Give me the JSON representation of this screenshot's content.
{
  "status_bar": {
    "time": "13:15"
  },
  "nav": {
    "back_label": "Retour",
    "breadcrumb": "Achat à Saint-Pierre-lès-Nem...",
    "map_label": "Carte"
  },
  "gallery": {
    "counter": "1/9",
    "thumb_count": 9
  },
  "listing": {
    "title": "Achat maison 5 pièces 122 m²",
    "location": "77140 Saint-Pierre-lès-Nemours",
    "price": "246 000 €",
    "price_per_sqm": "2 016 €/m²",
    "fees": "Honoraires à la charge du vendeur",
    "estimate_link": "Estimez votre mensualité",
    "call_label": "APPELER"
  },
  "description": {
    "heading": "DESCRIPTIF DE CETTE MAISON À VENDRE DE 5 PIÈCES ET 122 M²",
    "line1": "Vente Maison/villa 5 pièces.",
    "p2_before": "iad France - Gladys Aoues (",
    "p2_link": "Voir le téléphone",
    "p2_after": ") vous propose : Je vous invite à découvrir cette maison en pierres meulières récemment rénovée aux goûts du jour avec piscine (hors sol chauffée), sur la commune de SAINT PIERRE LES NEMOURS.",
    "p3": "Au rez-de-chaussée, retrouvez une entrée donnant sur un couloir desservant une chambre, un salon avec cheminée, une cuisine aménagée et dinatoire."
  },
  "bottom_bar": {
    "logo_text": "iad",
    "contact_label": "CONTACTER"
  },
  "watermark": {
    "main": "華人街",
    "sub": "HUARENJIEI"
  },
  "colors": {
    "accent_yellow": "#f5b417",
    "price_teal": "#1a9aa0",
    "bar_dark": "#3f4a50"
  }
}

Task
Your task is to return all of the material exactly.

Solution to this problem
Give me the JSON representation of this screenshot's content.
{
  "status_bar": {
    "time": "13:15"
  },
  "nav": {
    "back_label": "Retour",
    "breadcrumb": "Achat à Saint-Pierre-lès-Nem...",
    "map_label": "Carte"
  },
  "gallery": {
    "counter": "1/9",
    "thumb_count": 9
  },
  "listing": {
    "title": "Achat maison 5 pièces 122 m²",
    "location": "77140 Saint-Pierre-lès-Nemours",
    "price": "246 000 €",
    "price_per_sqm": "2 016 €/m²",
    "fees": "Honoraires à la charge du vendeur",
    "estimate_link": "Estimez votre mensualité",
    "call_label": "APPELER"
  },
  "description": {
    "heading": "DESCRIPTIF DE CETTE MAISON À VENDRE DE 5 PIÈCES ET 122 M²",
    "line1": "Vente Maison/villa 5 pièces.",
    "p2_before": "iad France - Gladys Aoues (",
    "p2_link": "Voir le téléphone",
    "p2_after": ") vous propose : Je vous invite à découvrir cette maison en pierres meulières récemment rénovée aux goûts du jour avec piscine (hors sol chauffée), sur la commune de SAINT PIERRE LES NEMOURS.",
    "p3": "Au rez-de-chaussée, retrouvez une entrée donnant sur un couloir desservant une chambre, un salon avec cheminée, une cuisine aménagée et dinatoire."
  },
  "bottom_bar": {
    "logo_text": "iad",
    "contact_label": "CONTACTER"
  },
  "watermark": {
    "main": "華人街",
    "sub": "HUARENJIEI"
  },
  "colors": {
    "accent_yellow": "#f5b417",
    "price_teal": "#1a9aa0",
    "bar_dark": "#3f4a50"
  }
}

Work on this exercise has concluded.